OTHER CONTENT:This film was a beautiful silent horror throughout. The cinematography and the way each shot was taken was just beautiful and caught the moment just right, setting the mood and tone for many certain emotions. Also, this film seemed to be actual ahead of its time. Not only was it a pretty scary and meaningful film at the time, covering the lessons of acceptance and fitting in, but it also included spoken dialogue and brief nudity in a time of silents and purity. I felt this film was a big step in breaking the barrier of silent film and the purity era. This film was just a beauty much overlooked these days by the bigger name horror silents like Nosferatu and Dr. Jekyll and Mr. Hyde, as well as many others, but it's nothing to look over for a true film buff.
OVERALL,an epic horror silent with an brilliantly-done plot, excellent performances, fairly good silent film score, beautiful cinematography, the ability to still scare today, a few good common lessons, and an overall feel that the film was truly ahead of its time.
The rest of the cast is quite good too. Mary Philbin is well cast as the blind love interest of Gwynplaine, a role similar to the one she played a few years earlier in "The Phantom of the Opera". I guess she just had a penchant for the unlovables. Also really effective is Brandon Hurst as the scheming Barkilphedro. The man just unnerves you every minute he's on screen.
The film looks great, too. You can really see the groundwork for a lot of the early Universal horror films here. The nightmarish sets really set the tone for the film. If you love films like "Frankenstein" and "Dracula" and you've never seen "The Man Who Laughs" you might want to check it out.

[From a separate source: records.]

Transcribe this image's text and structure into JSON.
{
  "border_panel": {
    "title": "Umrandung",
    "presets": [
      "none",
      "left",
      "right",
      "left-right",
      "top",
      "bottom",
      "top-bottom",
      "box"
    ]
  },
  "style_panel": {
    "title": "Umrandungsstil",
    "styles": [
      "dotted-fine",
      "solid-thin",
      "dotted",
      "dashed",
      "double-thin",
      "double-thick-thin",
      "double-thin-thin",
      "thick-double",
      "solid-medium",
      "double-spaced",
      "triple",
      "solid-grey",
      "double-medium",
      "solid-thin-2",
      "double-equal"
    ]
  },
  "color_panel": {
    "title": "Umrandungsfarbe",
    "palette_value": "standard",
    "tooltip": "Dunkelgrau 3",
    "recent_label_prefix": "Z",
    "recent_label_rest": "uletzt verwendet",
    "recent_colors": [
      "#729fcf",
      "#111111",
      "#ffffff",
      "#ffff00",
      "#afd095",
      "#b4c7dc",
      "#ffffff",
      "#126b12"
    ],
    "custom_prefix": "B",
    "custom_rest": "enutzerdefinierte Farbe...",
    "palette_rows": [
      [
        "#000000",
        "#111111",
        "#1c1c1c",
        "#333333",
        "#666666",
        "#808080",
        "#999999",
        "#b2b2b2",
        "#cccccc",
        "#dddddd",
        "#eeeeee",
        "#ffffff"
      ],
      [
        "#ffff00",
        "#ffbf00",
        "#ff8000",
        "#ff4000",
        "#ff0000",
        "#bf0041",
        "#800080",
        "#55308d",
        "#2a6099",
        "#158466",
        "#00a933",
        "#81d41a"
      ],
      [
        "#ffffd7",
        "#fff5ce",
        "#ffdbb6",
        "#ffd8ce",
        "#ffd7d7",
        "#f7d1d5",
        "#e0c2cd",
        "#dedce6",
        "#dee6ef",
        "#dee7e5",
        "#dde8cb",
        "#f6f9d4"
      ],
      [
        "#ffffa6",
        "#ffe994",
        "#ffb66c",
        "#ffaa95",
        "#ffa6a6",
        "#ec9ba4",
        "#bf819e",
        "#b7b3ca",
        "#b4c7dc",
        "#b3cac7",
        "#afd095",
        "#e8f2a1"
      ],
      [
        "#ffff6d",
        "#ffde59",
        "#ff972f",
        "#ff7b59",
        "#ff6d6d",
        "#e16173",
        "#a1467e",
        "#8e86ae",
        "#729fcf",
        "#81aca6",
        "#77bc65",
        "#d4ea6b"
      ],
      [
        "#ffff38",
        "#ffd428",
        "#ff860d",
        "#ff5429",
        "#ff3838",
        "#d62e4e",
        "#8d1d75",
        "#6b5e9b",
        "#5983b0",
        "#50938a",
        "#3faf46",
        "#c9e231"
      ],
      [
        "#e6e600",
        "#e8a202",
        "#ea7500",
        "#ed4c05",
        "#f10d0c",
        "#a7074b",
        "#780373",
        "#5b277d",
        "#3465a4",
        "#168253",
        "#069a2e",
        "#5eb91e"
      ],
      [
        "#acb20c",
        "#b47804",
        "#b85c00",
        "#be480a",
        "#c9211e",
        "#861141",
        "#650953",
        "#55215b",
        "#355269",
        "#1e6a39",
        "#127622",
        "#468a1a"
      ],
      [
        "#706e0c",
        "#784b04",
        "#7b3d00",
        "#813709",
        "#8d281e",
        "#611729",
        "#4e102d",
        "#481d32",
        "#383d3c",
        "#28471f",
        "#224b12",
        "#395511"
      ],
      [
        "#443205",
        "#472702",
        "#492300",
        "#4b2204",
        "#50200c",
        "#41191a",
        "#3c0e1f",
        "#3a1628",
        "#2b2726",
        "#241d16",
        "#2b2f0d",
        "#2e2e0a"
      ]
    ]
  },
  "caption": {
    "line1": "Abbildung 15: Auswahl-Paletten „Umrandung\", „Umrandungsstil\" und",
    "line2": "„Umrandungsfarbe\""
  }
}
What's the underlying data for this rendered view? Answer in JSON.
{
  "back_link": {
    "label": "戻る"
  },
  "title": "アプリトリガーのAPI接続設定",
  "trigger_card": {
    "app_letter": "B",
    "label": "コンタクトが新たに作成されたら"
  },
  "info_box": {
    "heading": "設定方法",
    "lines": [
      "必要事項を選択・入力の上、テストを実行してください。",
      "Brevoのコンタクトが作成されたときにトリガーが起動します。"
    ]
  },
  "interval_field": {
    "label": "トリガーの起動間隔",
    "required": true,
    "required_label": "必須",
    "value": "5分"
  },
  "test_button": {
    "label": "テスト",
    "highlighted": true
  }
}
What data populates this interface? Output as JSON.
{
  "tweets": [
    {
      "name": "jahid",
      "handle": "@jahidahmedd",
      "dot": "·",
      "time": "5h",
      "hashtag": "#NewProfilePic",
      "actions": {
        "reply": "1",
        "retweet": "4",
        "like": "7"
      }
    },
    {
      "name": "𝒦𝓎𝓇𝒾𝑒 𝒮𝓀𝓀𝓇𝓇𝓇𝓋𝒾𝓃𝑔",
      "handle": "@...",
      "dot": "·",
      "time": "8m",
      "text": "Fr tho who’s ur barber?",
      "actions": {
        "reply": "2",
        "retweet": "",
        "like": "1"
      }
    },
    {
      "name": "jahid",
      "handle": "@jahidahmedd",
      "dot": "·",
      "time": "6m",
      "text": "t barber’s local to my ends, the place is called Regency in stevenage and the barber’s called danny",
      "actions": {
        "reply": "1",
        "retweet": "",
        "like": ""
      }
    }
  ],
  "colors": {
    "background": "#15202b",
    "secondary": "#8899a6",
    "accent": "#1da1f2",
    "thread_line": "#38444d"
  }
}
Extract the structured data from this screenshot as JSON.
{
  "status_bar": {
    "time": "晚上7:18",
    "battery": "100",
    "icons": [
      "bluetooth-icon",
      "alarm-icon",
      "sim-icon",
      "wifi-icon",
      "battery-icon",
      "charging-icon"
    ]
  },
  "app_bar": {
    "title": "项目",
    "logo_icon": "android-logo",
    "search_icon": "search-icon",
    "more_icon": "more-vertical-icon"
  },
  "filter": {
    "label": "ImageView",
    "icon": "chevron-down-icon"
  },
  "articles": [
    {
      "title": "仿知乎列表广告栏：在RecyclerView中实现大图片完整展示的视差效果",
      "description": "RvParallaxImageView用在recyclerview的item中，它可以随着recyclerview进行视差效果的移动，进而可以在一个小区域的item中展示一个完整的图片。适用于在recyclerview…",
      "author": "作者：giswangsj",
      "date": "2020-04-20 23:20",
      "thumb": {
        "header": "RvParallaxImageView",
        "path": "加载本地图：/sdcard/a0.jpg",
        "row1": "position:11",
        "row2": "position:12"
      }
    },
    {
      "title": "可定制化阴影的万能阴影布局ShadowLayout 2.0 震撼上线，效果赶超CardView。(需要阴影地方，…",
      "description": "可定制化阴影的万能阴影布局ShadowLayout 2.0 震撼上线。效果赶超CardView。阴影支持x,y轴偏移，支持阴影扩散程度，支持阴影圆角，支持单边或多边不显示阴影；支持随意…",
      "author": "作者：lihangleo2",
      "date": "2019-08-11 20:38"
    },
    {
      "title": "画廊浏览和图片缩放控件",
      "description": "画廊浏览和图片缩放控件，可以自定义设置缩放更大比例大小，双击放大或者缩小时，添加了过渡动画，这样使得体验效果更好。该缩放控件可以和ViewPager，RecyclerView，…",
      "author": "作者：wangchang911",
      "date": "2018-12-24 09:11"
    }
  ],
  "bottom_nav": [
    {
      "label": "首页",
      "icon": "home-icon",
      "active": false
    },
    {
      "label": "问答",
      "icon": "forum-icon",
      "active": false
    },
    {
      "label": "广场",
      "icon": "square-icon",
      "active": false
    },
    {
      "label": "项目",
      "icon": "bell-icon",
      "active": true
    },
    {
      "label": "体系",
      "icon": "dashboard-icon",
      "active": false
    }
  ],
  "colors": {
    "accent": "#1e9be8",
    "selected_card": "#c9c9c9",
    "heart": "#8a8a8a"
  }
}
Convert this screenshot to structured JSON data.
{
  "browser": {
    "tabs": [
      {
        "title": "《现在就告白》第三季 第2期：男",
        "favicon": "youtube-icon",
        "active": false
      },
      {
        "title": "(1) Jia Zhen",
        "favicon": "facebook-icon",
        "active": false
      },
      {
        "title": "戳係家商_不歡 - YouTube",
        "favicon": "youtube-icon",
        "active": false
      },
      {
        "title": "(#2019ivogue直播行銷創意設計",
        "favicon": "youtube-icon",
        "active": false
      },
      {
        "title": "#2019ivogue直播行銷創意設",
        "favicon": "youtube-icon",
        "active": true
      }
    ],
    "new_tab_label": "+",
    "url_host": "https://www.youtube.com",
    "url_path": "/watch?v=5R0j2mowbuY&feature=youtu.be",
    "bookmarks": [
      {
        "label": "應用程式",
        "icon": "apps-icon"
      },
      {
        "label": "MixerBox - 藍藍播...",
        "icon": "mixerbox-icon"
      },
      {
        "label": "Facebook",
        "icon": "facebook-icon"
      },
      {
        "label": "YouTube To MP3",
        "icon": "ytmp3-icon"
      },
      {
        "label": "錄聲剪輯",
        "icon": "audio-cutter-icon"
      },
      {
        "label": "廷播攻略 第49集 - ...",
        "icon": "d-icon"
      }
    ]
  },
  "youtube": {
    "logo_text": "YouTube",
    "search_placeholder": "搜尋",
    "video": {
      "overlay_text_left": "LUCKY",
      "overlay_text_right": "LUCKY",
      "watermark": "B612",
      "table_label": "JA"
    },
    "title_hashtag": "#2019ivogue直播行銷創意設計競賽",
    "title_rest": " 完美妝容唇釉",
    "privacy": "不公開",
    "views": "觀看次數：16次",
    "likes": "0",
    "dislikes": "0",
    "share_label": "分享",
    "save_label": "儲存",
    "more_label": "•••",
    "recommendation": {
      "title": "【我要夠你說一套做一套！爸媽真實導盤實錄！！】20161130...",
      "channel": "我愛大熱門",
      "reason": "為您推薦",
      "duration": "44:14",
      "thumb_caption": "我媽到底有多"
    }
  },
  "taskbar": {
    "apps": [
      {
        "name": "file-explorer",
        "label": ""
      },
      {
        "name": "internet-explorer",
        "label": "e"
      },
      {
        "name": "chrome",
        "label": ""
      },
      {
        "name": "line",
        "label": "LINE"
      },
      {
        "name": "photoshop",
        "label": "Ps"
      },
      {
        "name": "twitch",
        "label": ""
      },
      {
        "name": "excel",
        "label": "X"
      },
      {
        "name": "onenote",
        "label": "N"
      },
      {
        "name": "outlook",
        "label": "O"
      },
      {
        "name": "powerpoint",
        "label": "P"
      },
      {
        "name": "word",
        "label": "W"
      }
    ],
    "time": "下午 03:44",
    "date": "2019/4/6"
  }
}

I can't say I love this film as much as I thought I might, but it is very good, and I'm glad I saw it.